Credit: tumsasedgars

Every morning I check the Covid-19 stats for the state and county I live in. Every day the numbers get bigger and the picture grimmer, even when things are improving. How can this be?

First of all, let me dispel the notion that I want to downplay the danger. Far from it; I fully support efforts to get people to wear masks in public places, to avoid large groups, and to keep a reasonable distance apart when interacting. I support those measures being made mandatory when necessary. I hear people say that they’ve “done their time” in lockdown, and that it seemed to them that the threat turned out to be much less than the government let on.  Setting aside for the moment the question of what motivation there would be for the government to impose lockdown, except to keep the pandemic under control, these people miss the obvious fact that the measures they complain about are exactly why the direst predictions never materialized.

But those issues have been dissected and debated abundantly; there’s no reason to add my 2 bits beyond what I have already written.  My interest here is in information and the extent to which it is useful.

Keeping a running total of infections doesn’t seem to be very useful. You might find it helpful if your motive is to keep the sense of crisis alive, but even that is questionable. There is no shortage of published articles on crisis fatigue. At a certain point, there’s just an overload, and the human alert system just shuts down. Eat, drink, and be merry, as the saying goes, for tomorrow we die. 

We need a way to assess how many people are actually infectious at any given time. In my county, for example, just over a thousand cases have been reported since the beginning in March. Something over sixty have died.  But I can’t easily find how many of those cases have recovered.

So, out of that thousand, you can subtract the deaths, which are statistically miniscule. Wouldn’t it be nice if you could also subtract the number of recovered, and therefore no longer infectious, cases?  I know those numbers are available, but why can’t we see a number for current cases that are actually a potential threat? Shouldn’t that number be front and center?

Service in hard times

It’s a thing nowadays, thanking veterans for their service. I get it a lot, because I was, as Bill McClellan so eloquently put it, “…patriotic enough to flunk out of college and get drafted…”  I always feel a bit uncomfortable. If only they knew what my service was like.

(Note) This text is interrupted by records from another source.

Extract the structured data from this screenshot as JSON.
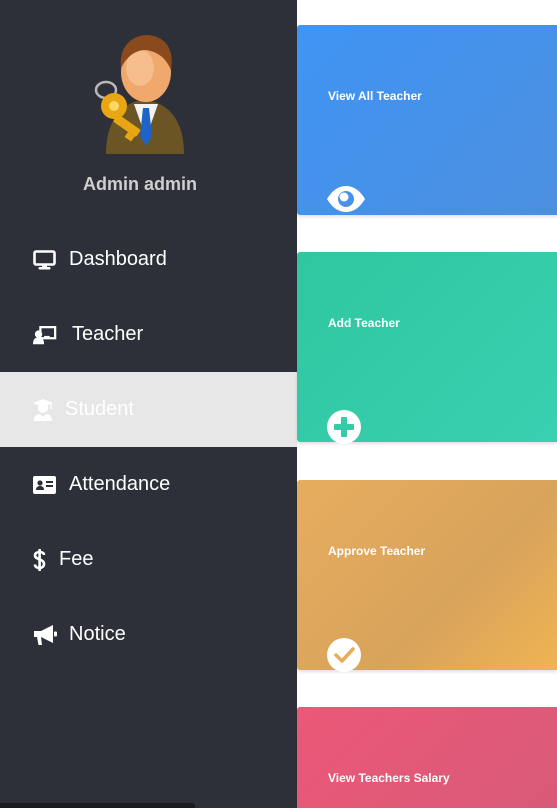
{
  "sidebar": {
    "user_name": "Admin admin",
    "items": [
      {
        "label": "Dashboard",
        "icon": "monitor-icon"
      },
      {
        "label": "Teacher",
        "icon": "chalkboard-teacher-icon"
      },
      {
        "label": "Student",
        "icon": "graduate-icon",
        "active": true
      },
      {
        "label": "Attendance",
        "icon": "id-card-icon"
      },
      {
        "label": "Fee",
        "icon": "dollar-icon"
      },
      {
        "label": "Notice",
        "icon": "megaphone-icon"
      }
    ]
  },
  "cards": [
    {
      "title": "View All Teacher",
      "icon": "eye-icon",
      "color": "#3f94f4"
    },
    {
      "title": "Add Teacher",
      "icon": "plus-circle-icon",
      "color": "#2fc7a0"
    },
    {
      "title": "Approve Teacher",
      "icon": "check-circle-icon",
      "color": "#e7ad5e"
    },
    {
      "title": "View Teachers Salary",
      "icon": "money-icon",
      "color": "#ec5878"
    }
  ]
}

But now we have lots of people who really do deserve our gratitude for their service: delivery people, grocery store employees, all the people going to work as normal while the rest of us hunker down.

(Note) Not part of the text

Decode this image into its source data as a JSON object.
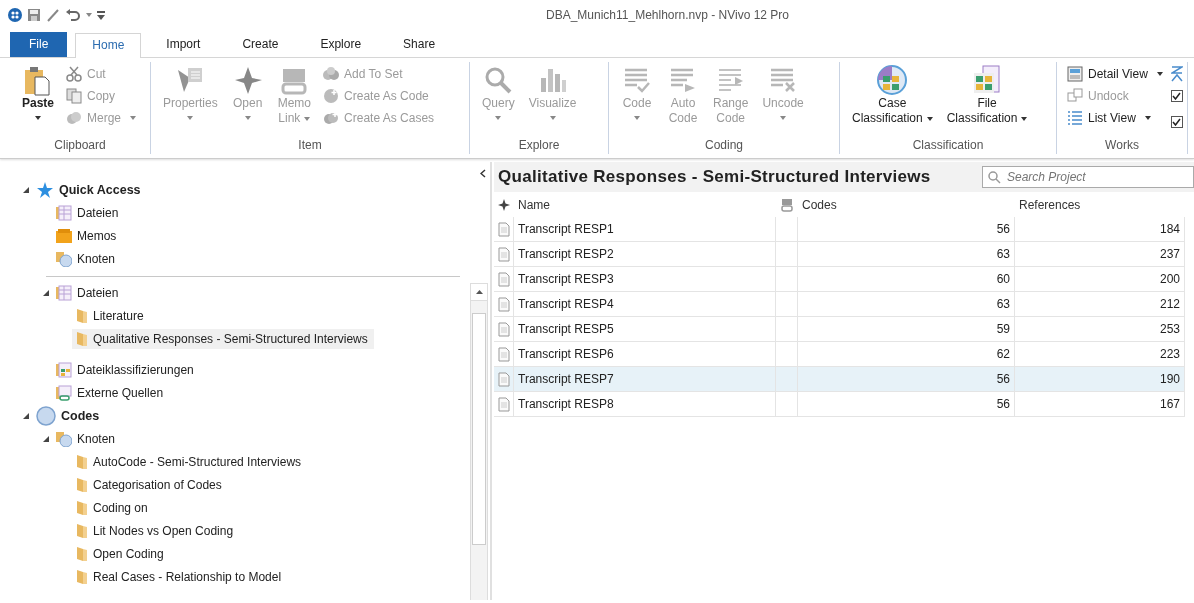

Of all the people who deserve and need our support, however, none are doing so much and taking greater risks than health care workers. They’re on the front line day after day, working long hours with inadequate equipment, literally risking their lives.  They get exposed to the biggest doses of the virus and for longer periods, which seems to induce much more severe illness, at a time when fatigue and stress reduce their ability to resist.  I am certain that when this is all over, we will have many, many cases of PTSD among health care workers.

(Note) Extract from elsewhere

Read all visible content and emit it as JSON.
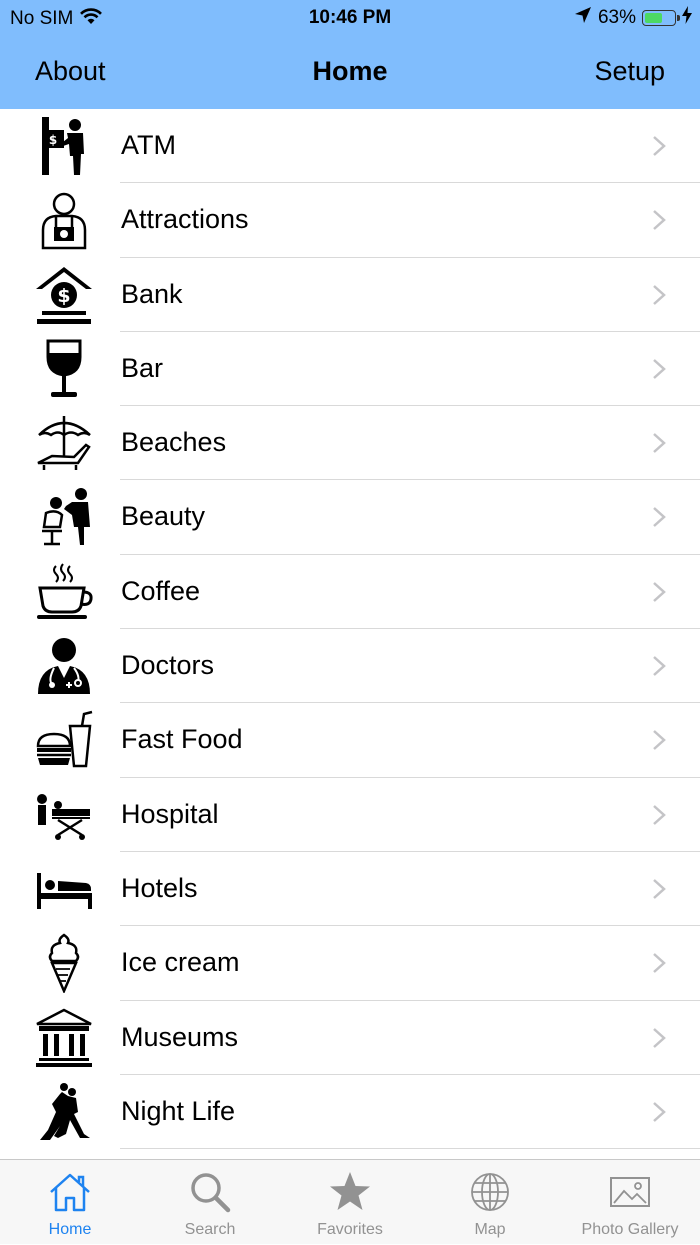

Let’s thank them now, but above all let’s not forget them when times return to something like normal. We owe them so much.